* WORK REQUEST *
Nothing in the data should be altered when it is repeated in full.

* PROVIDED RECORDS *
-=-=-=-=-
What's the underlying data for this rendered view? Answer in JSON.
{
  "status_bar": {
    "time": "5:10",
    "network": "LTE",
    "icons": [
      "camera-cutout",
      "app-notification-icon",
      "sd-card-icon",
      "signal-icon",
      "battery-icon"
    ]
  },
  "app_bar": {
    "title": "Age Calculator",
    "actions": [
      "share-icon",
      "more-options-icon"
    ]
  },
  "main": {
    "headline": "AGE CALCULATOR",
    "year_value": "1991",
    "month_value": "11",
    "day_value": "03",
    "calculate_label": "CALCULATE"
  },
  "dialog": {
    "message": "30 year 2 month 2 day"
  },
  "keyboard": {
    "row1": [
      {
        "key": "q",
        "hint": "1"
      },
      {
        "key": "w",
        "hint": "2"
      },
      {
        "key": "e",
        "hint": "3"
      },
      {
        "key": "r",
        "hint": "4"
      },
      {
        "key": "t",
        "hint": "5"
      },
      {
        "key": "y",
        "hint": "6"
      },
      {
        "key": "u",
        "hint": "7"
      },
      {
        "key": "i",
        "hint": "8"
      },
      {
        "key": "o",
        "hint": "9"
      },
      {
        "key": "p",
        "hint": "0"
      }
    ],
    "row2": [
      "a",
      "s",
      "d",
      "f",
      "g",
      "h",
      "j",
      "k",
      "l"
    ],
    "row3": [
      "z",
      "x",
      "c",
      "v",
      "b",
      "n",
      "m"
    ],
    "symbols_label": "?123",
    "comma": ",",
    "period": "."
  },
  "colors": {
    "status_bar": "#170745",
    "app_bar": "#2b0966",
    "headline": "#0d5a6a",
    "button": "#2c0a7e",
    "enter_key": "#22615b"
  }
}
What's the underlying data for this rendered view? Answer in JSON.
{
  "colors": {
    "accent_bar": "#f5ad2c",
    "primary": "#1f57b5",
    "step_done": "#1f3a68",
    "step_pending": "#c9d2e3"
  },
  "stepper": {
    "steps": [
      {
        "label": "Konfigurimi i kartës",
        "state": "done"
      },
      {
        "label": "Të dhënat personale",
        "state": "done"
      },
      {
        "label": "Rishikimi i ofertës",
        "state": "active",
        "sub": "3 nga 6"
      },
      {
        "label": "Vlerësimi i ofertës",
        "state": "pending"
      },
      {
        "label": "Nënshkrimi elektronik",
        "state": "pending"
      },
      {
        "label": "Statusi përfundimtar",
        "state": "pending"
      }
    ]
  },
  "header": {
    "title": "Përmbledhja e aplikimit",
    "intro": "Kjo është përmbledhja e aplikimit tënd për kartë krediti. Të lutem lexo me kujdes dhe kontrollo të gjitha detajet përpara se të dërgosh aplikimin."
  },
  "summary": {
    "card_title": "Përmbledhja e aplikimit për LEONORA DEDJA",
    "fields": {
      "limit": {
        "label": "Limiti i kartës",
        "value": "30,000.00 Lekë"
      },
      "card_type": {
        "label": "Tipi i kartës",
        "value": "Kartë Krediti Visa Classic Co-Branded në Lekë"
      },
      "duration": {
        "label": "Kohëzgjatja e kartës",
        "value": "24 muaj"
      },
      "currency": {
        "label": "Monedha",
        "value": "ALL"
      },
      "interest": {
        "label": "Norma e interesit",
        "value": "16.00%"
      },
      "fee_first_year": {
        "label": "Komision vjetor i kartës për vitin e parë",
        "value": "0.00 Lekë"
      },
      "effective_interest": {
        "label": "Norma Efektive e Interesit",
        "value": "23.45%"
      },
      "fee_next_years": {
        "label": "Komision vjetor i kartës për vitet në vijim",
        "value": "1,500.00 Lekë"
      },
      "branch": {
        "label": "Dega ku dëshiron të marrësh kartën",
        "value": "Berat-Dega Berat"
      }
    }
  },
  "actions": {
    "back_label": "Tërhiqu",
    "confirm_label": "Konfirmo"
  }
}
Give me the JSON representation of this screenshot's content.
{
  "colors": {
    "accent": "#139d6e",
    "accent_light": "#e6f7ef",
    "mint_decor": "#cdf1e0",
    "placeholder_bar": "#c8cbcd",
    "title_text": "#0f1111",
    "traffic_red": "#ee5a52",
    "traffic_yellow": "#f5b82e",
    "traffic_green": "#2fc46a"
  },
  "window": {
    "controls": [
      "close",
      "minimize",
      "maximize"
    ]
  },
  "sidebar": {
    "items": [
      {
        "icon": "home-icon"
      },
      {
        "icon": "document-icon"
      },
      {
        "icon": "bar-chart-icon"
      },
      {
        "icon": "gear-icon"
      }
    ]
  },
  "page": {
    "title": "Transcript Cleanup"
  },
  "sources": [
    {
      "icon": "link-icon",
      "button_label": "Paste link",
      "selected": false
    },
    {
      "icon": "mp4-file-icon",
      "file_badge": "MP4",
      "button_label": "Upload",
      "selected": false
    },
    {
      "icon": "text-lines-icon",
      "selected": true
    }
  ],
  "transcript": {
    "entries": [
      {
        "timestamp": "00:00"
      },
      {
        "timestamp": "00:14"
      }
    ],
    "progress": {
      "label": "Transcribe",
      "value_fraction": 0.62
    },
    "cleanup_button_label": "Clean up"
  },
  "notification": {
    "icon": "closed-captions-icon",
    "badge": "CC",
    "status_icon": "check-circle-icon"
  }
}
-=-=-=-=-
* RESPONSE TO THE TASK *
What's the underlying data for this rendered view? Answer in JSON.
{
  "status_bar": {
    "time": "5:10",
    "network": "LTE",
    "icons": [
      "camera-cutout",
      "app-notification-icon",
      "sd-card-icon",
      "signal-icon",
      "battery-icon"
    ]
  },
  "app_bar": {
    "title": "Age Calculator",
    "actions": [
      "share-icon",
      "more-options-icon"
    ]
  },
  "main": {
    "headline": "AGE CALCULATOR",
    "year_value": "1991",
    "month_value": "11",
    "day_value": "03",
    "calculate_label": "CALCULATE"
  },
  "dialog": {
    "message": "30 year 2 month 2 day"
  },
  "keyboard": {
    "row1": [
      {
        "key": "q",
        "hint": "1"
      },
      {
        "key": "w",
        "hint": "2"
      },
      {
        "key": "e",
        "hint": "3"
      },
      {
        "key": "r",
        "hint": "4"
      },
      {
        "key": "t",
        "hint": "5"
      },
      {
        "key": "y",
        "hint": "6"
      },
      {
        "key": "u",
        "hint": "7"
      },
      {
        "key": "i",
        "hint": "8"
      },
      {
        "key": "o",
        "hint": "9"
      },
      {
        "key": "p",
        "hint": "0"
      }
    ],
    "row2": [
      "a",
      "s",
      "d",
      "f",
      "g",
      "h",
      "j",
      "k",
      "l"
    ],
    "row3": [
      "z",
      "x",
      "c",
      "v",
      "b",
      "n",
      "m"
    ],
    "symbols_label": "?123",
    "comma": ",",
    "period": "."
  },
  "colors": {
    "status_bar": "#170745",
    "app_bar": "#2b0966",
    "headline": "#0d5a6a",
    "button": "#2c0a7e",
    "enter_key": "#22615b"
  }
}
What's the underlying data for this rendered view? Answer in JSON.
{
  "colors": {
    "accent_bar": "#f5ad2c",
    "primary": "#1f57b5",
    "step_done": "#1f3a68",
    "step_pending": "#c9d2e3"
  },
  "stepper": {
    "steps": [
      {
        "label": "Konfigurimi i kartës",
        "state": "done"
      },
      {
        "label": "Të dhënat personale",
        "state": "done"
      },
      {
        "label": "Rishikimi i ofertës",
        "state": "active",
        "sub": "3 nga 6"
      },
      {
        "label": "Vlerësimi i ofertës",
        "state": "pending"
      },
      {
        "label": "Nënshkrimi elektronik",
        "state": "pending"
      },
      {
        "label": "Statusi përfundimtar",
        "state": "pending"
      }
    ]
  },
  "header": {
    "title": "Përmbledhja e aplikimit",
    "intro": "Kjo është përmbledhja e aplikimit tënd për kartë krediti. Të lutem lexo me kujdes dhe kontrollo të gjitha detajet përpara se të dërgosh aplikimin."
  },
  "summary": {
    "card_title": "Përmbledhja e aplikimit për LEONORA DEDJA",
    "fields": {
      "limit": {
        "label": "Limiti i kartës",
        "value": "30,000.00 Lekë"
      },
      "card_type": {
        "label": "Tipi i kartës",
        "value": "Kartë Krediti Visa Classic Co-Branded në Lekë"
      },
      "duration": {
        "label": "Kohëzgjatja e kartës",
        "value": "24 muaj"
      },
      "currency": {
        "label": "Monedha",
        "value": "ALL"
      },
      "interest": {
        "label": "Norma e interesit",
        "value": "16.00%"
      },
      "fee_first_year": {
        "label": "Komision vjetor i kartës për vitin e parë",
        "value": "0.00 Lekë"
      },
      "effective_interest": {
        "label": "Norma Efektive e Interesit",
        "value": "23.45%"
      },
      "fee_next_years": {
        "label": "Komision vjetor i kartës për vitet në vijim",
        "value": "1,500.00 Lekë"
      },
      "branch": {
        "label": "Dega ku dëshiron të marrësh kartën",
        "value": "Berat-Dega Berat"
      }
    }
  },
  "actions": {
    "back_label": "Tërhiqu",
    "confirm_label": "Konfirmo"
  }
}
Give me the JSON representation of this screenshot's content.
{
  "colors": {
    "accent": "#139d6e",
    "accent_light": "#e6f7ef",
    "mint_decor": "#cdf1e0",
    "placeholder_bar": "#c8cbcd",
    "title_text": "#0f1111",
    "traffic_red": "#ee5a52",
    "traffic_yellow": "#f5b82e",
    "traffic_green": "#2fc46a"
  },
  "window": {
    "controls": [
      "close",
      "minimize",
      "maximize"
    ]
  },
  "sidebar": {
    "items": [
      {
        "icon": "home-icon"
      },
      {
        "icon": "document-icon"
      },
      {
        "icon": "bar-chart-icon"
      },
      {
        "icon": "gear-icon"
      }
    ]
  },
  "page": {
    "title": "Transcript Cleanup"
  },
  "sources": [
    {
      "icon": "link-icon",
      "button_label": "Paste link",
      "selected": false
    },
    {
      "icon": "mp4-file-icon",
      "file_badge": "MP4",
      "button_label": "Upload",
      "selected": false
    },
    {
      "icon": "text-lines-icon",
      "selected": true
    }
  ],
  "transcript": {
    "entries": [
      {
        "timestamp": "00:00"
      },
      {
        "timestamp": "00:14"
      }
    ],
    "progress": {
      "label": "Transcribe",
      "value_fraction": 0.62
    },
    "cleanup_button_label": "Clean up"
  },
  "notification": {
    "icon": "closed-captions-icon",
    "badge": "CC",
    "status_icon": "check-circle-icon"
  }
}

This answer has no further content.